_Problem:_
For the entries below, report the number of lines where the string "Connected" appears, and only that number.

_Extracted information:_
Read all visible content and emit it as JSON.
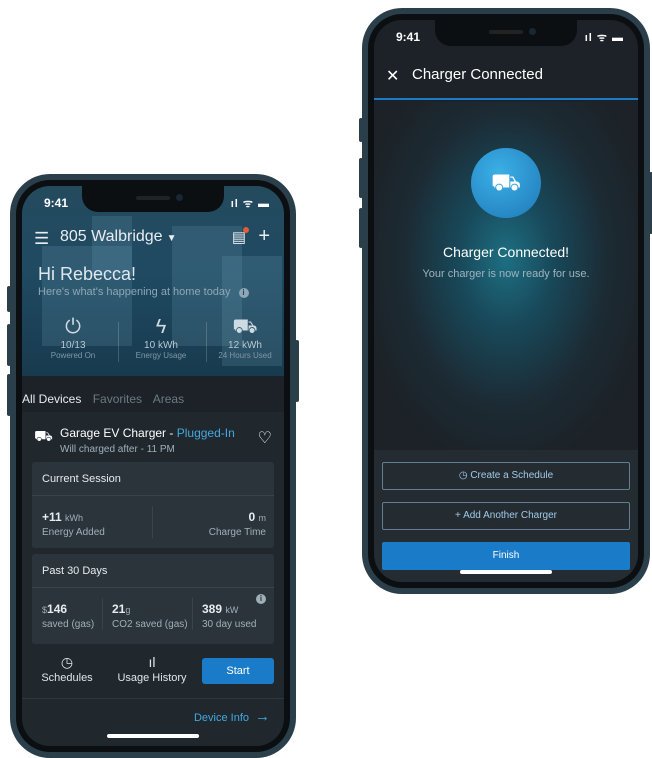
{
  "left_phone": {
    "status_time": "9:41",
    "status_icons": "ıl ᯤ ▬",
    "home_name": "805 Walbridge",
    "greeting": "Hi Rebecca!",
    "subtitle": "Here's what's happening at home today",
    "stats": [
      {
        "icon": "power-icon",
        "value": "10/13",
        "label": "Powered On"
      },
      {
        "icon": "bolt-icon",
        "value": "10 kWh",
        "label": "Energy Usage"
      },
      {
        "icon": "car-icon",
        "value": "12 kWh",
        "label": "24 Hours Used"
      }
    ],
    "tabs": [
      "All Devices",
      "Favorites",
      "Areas"
    ],
    "charger": {
      "name": "Garage EV Charger - ",
      "status": "Plugged-In",
      "note": "Will charged after - 11 PM"
    },
    "current_session": {
      "title": "Current Session",
      "energy_value": "+11",
      "energy_unit": "kWh",
      "energy_label": "Energy Added",
      "time_value": "0",
      "time_unit": "m",
      "time_label": "Charge Time"
    },
    "past_30": {
      "title": "Past 30 Days",
      "saved_prefix": "$",
      "saved_value": "146",
      "saved_label": "saved (gas)",
      "co2_value": "21",
      "co2_unit": "g",
      "co2_label": "CO2 saved (gas)",
      "used_value": "389",
      "used_unit": "kW",
      "used_label": "30 day used"
    },
    "actions": {
      "schedules": "Schedules",
      "usage_history": "Usage History",
      "start": "Start"
    },
    "device_info": "Device Info"
  },
  "right_phone": {
    "status_time": "9:41",
    "status_icons": "ıl ᯤ ▬",
    "title": "Charger Connected",
    "heading": "Charger Connected!",
    "message": "Your charger is now ready for use.",
    "create_schedule": "Create a Schedule",
    "add_charger": "Add Another Charger",
    "finish": "Finish"
  },
  "colors": {
    "accent": "#1a7cc9",
    "link": "#43a8e0",
    "frame": "#2b3f4b",
    "screen_bg": "#1c2227"
  }
}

_Output of the exercise:_
2